BEGIN

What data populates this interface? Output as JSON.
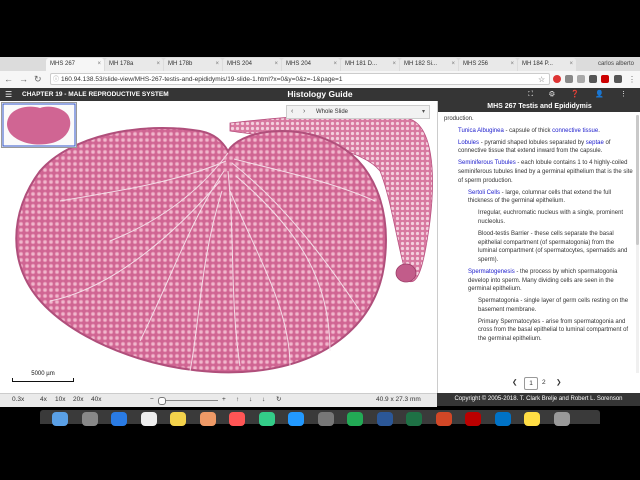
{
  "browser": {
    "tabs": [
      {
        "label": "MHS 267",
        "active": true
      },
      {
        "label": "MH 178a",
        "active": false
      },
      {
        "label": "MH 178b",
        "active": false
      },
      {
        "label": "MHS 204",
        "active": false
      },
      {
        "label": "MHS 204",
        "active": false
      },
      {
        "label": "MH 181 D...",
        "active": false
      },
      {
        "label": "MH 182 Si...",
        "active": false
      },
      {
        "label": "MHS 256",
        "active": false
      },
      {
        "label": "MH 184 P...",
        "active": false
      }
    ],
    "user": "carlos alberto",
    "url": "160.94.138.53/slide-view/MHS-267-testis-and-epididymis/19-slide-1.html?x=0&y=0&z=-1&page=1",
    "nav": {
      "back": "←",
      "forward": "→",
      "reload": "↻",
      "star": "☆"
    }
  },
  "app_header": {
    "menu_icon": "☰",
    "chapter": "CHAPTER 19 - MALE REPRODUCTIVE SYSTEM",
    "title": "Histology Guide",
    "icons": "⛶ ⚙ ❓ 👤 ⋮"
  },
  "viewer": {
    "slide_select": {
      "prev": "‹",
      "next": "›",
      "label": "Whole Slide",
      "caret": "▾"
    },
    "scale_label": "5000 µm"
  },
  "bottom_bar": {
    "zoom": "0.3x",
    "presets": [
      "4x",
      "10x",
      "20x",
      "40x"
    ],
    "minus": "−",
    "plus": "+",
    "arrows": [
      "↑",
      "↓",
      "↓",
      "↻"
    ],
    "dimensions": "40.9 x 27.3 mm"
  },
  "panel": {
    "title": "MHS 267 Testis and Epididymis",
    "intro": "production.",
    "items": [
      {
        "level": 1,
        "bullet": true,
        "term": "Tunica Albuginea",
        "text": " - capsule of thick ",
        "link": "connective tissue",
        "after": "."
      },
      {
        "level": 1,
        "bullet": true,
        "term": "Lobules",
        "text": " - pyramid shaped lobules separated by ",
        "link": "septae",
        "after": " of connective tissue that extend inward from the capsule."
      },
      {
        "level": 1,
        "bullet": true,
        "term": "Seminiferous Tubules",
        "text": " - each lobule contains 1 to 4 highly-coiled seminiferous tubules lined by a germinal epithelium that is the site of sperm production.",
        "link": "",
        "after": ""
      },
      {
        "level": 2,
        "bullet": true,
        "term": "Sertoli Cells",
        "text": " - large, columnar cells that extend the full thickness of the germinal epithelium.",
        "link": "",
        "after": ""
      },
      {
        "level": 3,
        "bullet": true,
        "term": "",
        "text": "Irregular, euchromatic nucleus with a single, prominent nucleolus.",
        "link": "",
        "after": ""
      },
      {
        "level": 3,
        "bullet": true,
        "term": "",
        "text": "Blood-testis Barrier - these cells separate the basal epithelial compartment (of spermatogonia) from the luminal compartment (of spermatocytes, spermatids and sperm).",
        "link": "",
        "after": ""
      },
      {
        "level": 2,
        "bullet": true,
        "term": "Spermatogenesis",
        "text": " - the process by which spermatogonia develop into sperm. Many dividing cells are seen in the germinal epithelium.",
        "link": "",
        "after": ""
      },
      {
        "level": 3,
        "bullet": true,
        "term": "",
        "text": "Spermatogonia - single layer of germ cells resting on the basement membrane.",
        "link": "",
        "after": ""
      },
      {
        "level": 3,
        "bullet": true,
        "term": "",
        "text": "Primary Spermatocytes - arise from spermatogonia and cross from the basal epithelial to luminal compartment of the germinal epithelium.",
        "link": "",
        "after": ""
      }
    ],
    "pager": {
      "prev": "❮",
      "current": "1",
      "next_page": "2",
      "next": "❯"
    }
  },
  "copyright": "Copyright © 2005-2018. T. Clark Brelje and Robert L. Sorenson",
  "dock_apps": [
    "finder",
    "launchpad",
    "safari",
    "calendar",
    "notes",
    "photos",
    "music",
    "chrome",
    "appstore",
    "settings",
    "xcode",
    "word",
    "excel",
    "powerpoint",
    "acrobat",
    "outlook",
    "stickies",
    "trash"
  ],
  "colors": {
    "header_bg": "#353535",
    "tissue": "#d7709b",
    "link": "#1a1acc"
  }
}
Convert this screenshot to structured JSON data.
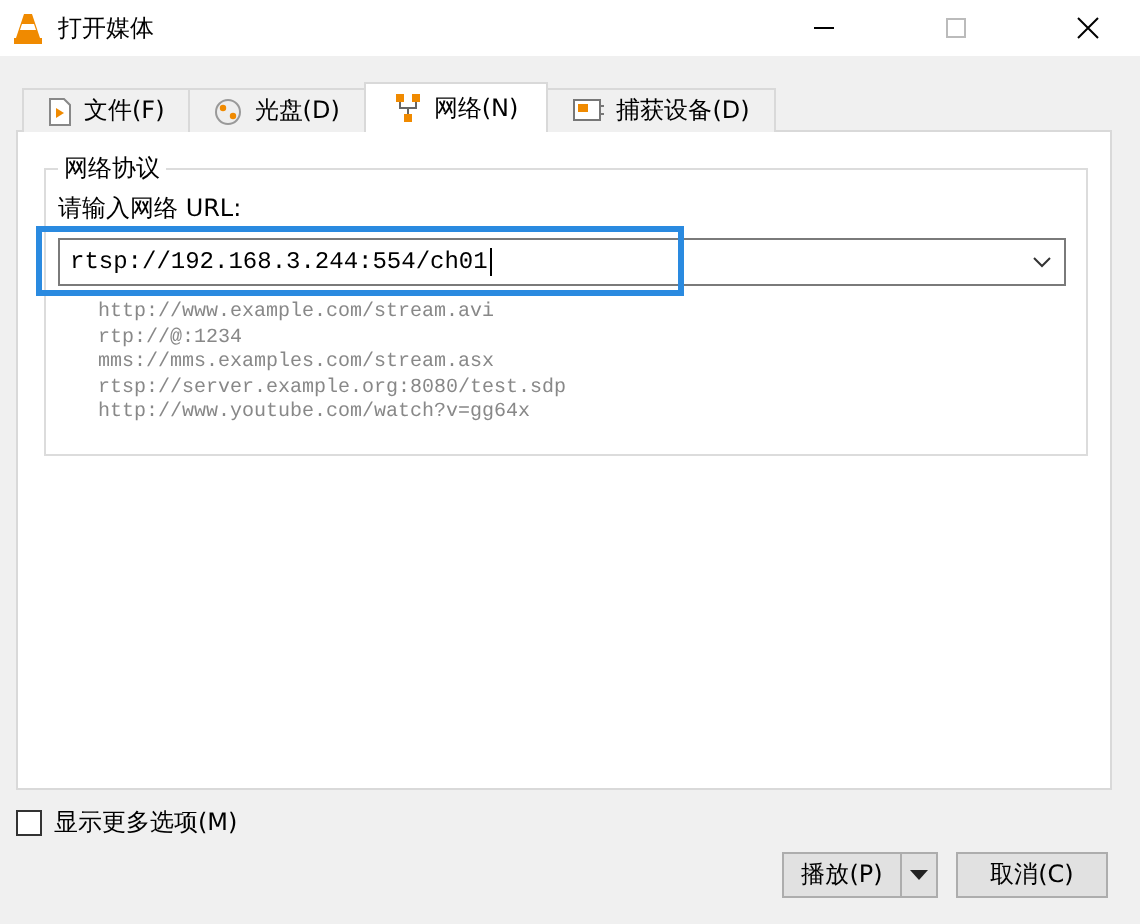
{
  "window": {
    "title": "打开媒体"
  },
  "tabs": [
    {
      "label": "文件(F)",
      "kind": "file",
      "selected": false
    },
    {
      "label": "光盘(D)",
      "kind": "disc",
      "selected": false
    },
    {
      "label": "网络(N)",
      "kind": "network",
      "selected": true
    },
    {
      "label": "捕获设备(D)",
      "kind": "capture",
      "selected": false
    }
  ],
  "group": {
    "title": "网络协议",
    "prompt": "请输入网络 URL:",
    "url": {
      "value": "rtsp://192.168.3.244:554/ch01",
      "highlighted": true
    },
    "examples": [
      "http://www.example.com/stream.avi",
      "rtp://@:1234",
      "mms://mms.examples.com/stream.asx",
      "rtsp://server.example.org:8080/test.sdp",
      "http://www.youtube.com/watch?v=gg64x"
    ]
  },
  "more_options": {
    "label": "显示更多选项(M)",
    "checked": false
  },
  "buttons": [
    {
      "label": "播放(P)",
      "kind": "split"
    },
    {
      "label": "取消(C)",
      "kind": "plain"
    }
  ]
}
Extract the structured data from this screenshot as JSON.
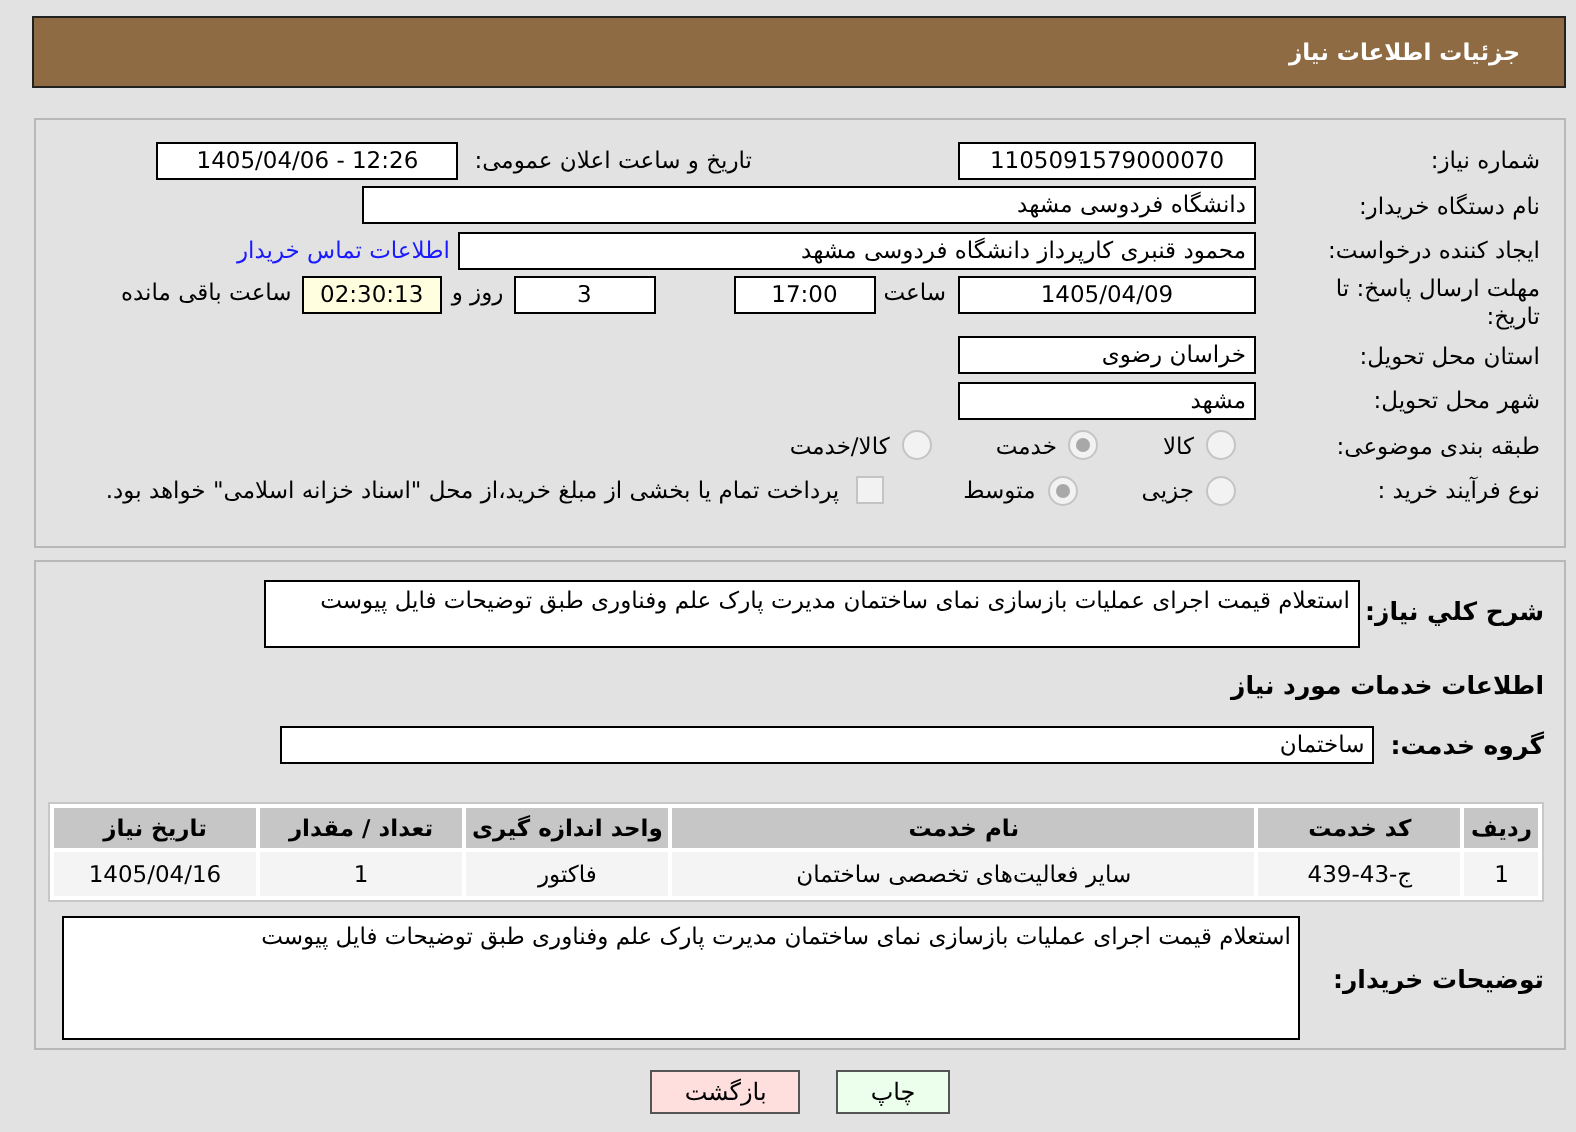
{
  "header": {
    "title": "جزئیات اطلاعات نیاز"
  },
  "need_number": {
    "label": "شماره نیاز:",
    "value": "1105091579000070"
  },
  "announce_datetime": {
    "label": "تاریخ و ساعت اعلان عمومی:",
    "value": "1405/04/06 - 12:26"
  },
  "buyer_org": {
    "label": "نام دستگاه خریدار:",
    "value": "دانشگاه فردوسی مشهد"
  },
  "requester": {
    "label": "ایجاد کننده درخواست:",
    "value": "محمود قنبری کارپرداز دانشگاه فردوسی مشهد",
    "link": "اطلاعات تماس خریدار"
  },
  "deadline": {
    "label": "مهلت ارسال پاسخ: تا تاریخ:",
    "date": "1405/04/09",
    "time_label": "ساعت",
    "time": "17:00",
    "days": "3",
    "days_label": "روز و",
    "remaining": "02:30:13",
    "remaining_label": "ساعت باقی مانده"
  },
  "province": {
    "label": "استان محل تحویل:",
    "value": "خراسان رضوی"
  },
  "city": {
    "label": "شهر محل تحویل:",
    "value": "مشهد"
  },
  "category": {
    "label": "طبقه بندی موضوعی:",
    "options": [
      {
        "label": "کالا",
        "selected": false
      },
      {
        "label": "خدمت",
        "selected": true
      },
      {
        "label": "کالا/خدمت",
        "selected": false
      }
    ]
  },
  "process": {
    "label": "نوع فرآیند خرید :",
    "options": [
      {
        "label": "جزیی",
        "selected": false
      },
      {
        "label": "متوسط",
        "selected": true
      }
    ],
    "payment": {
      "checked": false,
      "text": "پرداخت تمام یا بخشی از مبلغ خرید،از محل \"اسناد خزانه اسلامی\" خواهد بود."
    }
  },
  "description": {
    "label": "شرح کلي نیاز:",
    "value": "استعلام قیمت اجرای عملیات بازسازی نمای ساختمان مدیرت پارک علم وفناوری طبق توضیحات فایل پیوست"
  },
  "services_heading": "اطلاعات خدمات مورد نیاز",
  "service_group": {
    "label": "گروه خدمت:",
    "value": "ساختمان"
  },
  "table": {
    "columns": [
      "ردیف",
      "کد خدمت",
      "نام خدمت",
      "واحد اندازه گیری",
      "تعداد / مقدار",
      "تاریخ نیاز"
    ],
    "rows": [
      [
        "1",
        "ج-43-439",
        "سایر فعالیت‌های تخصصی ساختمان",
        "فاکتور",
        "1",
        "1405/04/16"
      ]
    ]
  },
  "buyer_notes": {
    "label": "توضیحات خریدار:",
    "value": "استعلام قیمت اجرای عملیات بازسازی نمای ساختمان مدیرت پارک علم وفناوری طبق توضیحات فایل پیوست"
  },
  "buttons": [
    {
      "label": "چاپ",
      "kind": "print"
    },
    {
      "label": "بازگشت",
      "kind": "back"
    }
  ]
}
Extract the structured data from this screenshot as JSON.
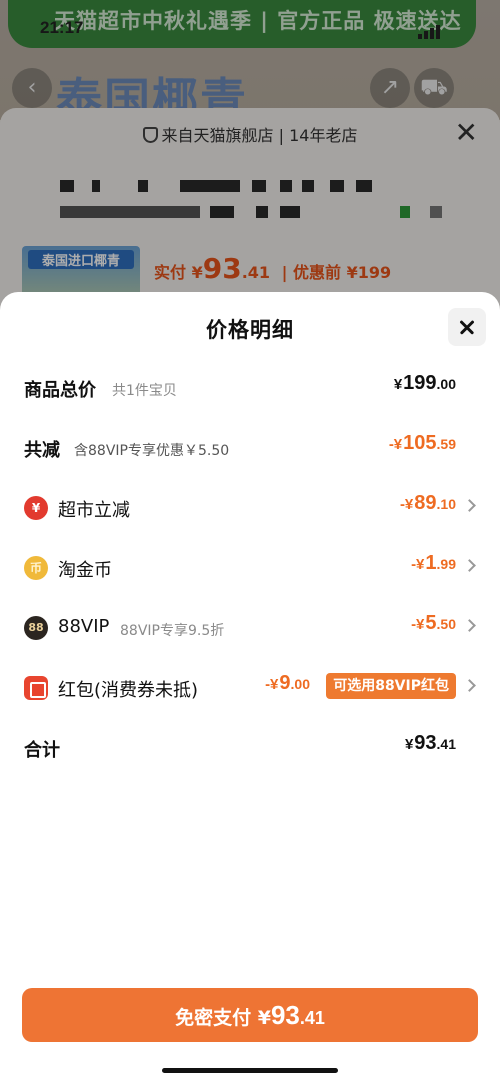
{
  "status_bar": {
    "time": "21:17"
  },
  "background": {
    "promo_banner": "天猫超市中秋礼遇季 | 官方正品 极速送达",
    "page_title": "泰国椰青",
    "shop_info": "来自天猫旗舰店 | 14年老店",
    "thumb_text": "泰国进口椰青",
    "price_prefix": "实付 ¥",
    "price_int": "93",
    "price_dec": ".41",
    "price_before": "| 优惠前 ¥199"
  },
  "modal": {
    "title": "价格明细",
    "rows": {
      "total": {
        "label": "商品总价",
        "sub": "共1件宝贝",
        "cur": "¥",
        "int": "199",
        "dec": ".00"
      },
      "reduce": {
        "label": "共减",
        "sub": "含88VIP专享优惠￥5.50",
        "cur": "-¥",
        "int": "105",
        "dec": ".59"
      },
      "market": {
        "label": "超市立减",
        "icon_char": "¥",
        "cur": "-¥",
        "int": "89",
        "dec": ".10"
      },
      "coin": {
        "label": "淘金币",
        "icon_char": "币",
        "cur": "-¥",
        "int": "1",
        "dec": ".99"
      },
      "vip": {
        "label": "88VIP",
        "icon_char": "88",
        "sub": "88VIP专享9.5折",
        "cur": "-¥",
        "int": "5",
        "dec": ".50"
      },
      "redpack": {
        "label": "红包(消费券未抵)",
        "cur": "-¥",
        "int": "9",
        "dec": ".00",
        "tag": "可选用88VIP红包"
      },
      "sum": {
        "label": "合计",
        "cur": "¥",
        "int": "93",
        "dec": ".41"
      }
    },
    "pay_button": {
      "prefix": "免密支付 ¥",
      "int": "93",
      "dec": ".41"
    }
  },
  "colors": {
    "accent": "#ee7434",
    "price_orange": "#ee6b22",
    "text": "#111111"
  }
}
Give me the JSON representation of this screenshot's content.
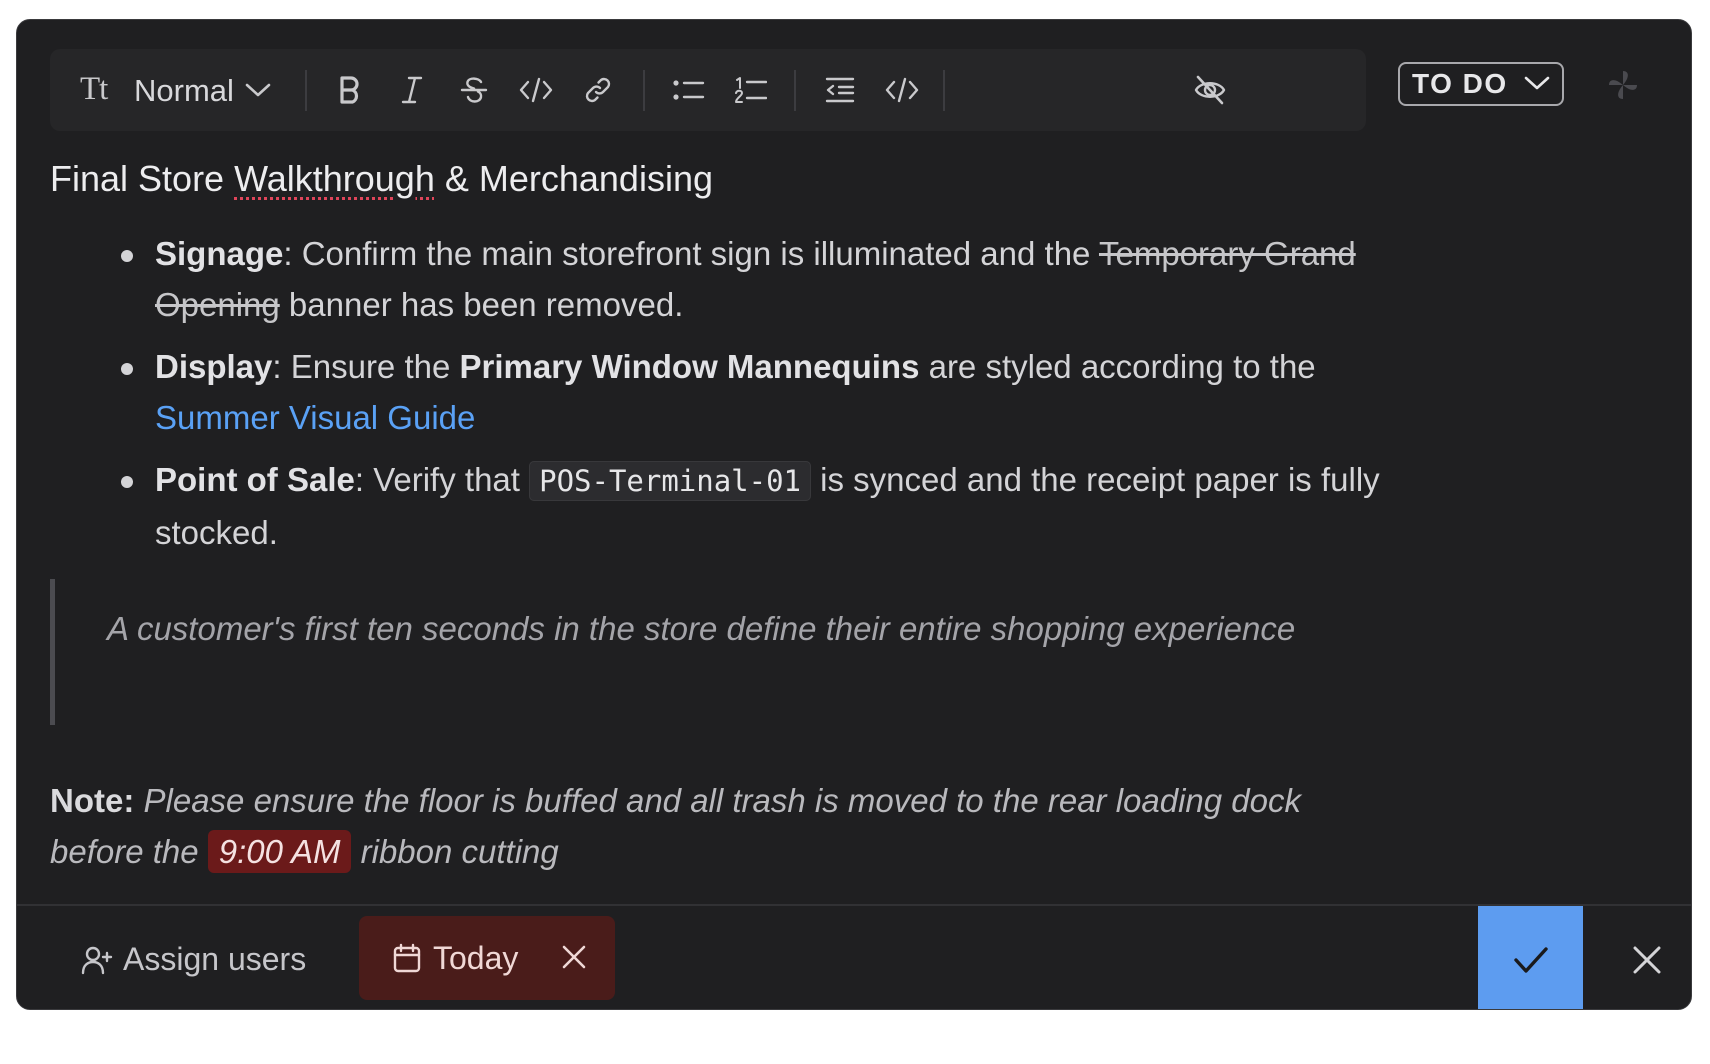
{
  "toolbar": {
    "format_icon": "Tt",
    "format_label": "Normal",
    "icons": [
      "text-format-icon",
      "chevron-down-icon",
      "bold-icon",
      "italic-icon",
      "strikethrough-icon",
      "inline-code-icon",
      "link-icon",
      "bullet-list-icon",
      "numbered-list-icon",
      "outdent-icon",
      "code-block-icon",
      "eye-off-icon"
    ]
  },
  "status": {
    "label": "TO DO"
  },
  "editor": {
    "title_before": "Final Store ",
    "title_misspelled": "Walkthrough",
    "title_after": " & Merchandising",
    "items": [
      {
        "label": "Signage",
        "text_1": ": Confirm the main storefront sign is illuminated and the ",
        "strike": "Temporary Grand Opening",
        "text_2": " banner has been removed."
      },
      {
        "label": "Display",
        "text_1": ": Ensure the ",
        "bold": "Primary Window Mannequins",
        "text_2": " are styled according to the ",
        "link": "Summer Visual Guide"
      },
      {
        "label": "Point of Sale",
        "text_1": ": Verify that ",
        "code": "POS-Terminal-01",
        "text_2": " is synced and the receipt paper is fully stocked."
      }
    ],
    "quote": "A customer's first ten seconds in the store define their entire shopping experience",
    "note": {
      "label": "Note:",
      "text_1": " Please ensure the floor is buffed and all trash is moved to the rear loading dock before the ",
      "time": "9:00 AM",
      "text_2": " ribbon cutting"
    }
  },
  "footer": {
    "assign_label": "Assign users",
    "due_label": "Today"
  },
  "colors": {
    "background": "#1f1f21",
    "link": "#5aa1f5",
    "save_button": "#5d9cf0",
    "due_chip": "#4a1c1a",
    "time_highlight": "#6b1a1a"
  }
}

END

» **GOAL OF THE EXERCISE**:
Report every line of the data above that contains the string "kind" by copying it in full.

» **TASK OUTPUT**:
      "kind": "file",
      "kind": "disc",
      "kind": "network",
      "kind": "capture",
      "kind": "split"
      "kind": "plain"
      "kind": "print"
      "kind": "back"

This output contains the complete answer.